One of the popular cold storage wallets provides double-sided tiles for users to put in the first four letters of each of their 24 words (96 characters total).

They include ~245 double sided tiles, plus some blanks.

By my math on the BIP39 wordlist, they should need to provide ~485 double sided tiles to provide for every valid 24 word mnemonic.

I simply calculated, for each letter, the worst case 24 word combination, then added up how many of each letter I would need, then divided by 2 since the tiles are double sided.

Is there something I'm missing here?

Thanks!

EDIT I have found at least one flaw in my reasoning. The last word is a checksum, so not entirely random. But accounting for this only saves us 33 letter tiles!

• Perhaps you'd like to explain how you calculated the "worst case" combination - it would be easier to check your calculation than to try and redo it. There may also be an issue with double sided tiles, since not all combinations can be used together. Feb 12, 2018 at 3:54
• But for practical purposes, you don't need to be able to handle all possible mnemonics, so long as you can handle a pretty large percentage (say 99.99%). I would bet the 245 provided tiles can do that. If you are unlucky and get one that doesn't work, you can have your wallet generate a different one and send all your coins there. Feb 12, 2018 at 3:56
• Worst case combo was calculated by, with the letter A for example, finding the 24 words in the list with the most As in the first four letters (since one only needs to store the first four letters). There are 37 words with 2 As in the first four letters, and none with 3 As, so the worst case for A is 48 As in a seed. Feb 12, 2018 at 4:00
• Cutting off the long tails by only providing for some large majority is interesting, but I can't help but think that there is something more I'm missing.

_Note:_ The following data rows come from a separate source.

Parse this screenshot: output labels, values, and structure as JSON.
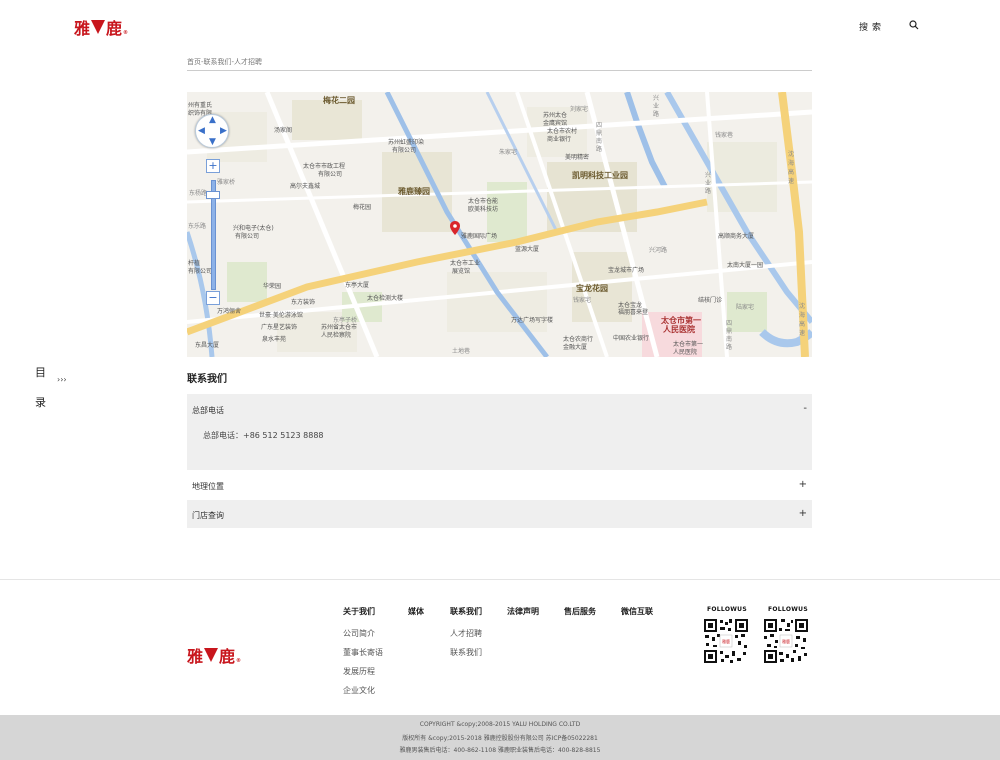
{
  "header": {
    "logo_left": "雅",
    "logo_right": "鹿",
    "logo_mark": "®",
    "search_label": "搜索"
  },
  "breadcrumb": "首页-联系我们-人才招聘",
  "map": {
    "labels": {
      "l1": "梅花二园",
      "l2": "州有重氏",
      "l3": "织饰有限",
      "l4": "汤家阁",
      "l5": "苏州虹盛印染",
      "l6": "有限公司",
      "l7": "苏州太仓",
      "l8": "金鹰宾馆",
      "l9": "太仓市农村",
      "l10": "商业银行",
      "l11": "刘家宅",
      "l12": "美明精密",
      "l13": "朱家宅",
      "l14": "凯明科技工业园",
      "l15": "太仓市市政工程",
      "l16": "有限公司",
      "l17": "高尔夫鑫城",
      "l18": "雅鹿臻园",
      "l19": "太仓市仓能",
      "l20": "欧美科技坊",
      "l21": "梅花园",
      "l22": "兴和电子(太仓)",
      "l23": "有限公司",
      "l24": "雅鹿国际广场",
      "l25": "蓝源大厦",
      "l26": "太仓市工业",
      "l27": "展览馆",
      "l28": "宝龙城市广场",
      "l29": "宝龙花园",
      "l30": "钱家宅",
      "l31": "太仓宝龙",
      "l32": "福朋喜来登",
      "l33": "华荣园",
      "l34": "东亭大厦",
      "l35": "东方装饰",
      "l36": "太仓检测大楼",
      "l37": "世豪·美伦游泳馆",
      "l38": "东亭子桥",
      "l39": "广东星艺装饰",
      "l40": "苏州省太仓市",
      "l41": "人民检察院",
      "l42": "泉水丰苑",
      "l43": "万达广场写字楼",
      "l44": "太仓农商行",
      "l45": "金融大厦",
      "l46": "中国农业银行",
      "l47": "太仓市第一",
      "l48": "人民医院",
      "l49": "太仓市第一",
      "l50": "人民医院",
      "l51": "东昌大厦",
      "l52": "万鸿俪舍",
      "l53": "土地巷",
      "l54": "高顺商务大厦",
      "l55": "太南大厦一园",
      "l56": "结核门诊",
      "l57": "陆家宅",
      "l58": "沈海高速",
      "l59": "沈海高速",
      "l60": "四鼎南路",
      "l61": "四鼎南路",
      "l62": "兴业路",
      "l63": "兴业路",
      "l64": "东杨路",
      "l65": "雅家桥",
      "l66": "钱家巷",
      "l67": "杆植",
      "l68": "有限公司",
      "l69": "兴河路",
      "l70": "东乐路"
    },
    "controls": {
      "zoom_in": "+",
      "zoom_out": "−"
    }
  },
  "side_nav": {
    "label_1": "目",
    "label_2": "录",
    "arrow": "›››"
  },
  "contact": {
    "title": "联系我们",
    "sections": [
      {
        "label": "总部电话",
        "sign": "-",
        "body": "总部电话：+86 512 5123 8888"
      },
      {
        "label": "地理位置",
        "sign": "+"
      },
      {
        "label": "门店查询",
        "sign": "+"
      }
    ]
  },
  "footer": {
    "columns": [
      {
        "head": "关于我们",
        "items": [
          "公司简介",
          "董事长寄语",
          "发展历程",
          "企业文化"
        ]
      },
      {
        "head": "媒体",
        "items": []
      },
      {
        "head": "联系我们",
        "items": [
          "人才招聘",
          "联系我们"
        ]
      },
      {
        "head": "法律声明",
        "items": []
      },
      {
        "head": "售后服务",
        "items": []
      },
      {
        "head": "微信互联",
        "items": []
      }
    ],
    "follow_1": "FOLLOWUS",
    "follow_2": "FOLLOWUS",
    "qr_center": "雅鹿",
    "copyright": [
      "COPYRIGHT &copy;2008-2015 YALU HOLDING CO.LTD",
      "版权所有 &copy;2015-2018 雅鹿控股股份有限公司 苏ICP备05022281",
      "雅鹿男装售后电话：400-862-1108    雅鹿职业装售后电话：400-828-8815"
    ]
  },
  "colors": {
    "brand_red": "#c8161d",
    "map_road_blue": "#9ec0e8",
    "map_road_yellow": "#f5d27a",
    "accordion_bg": "#efefef"
  }
}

Feb 12, 2018 at 4:01
• No, I think your logic is fine. It's clear that 245 tiles can't account for all possible mnemonics. Feb 12, 2018 at 4:12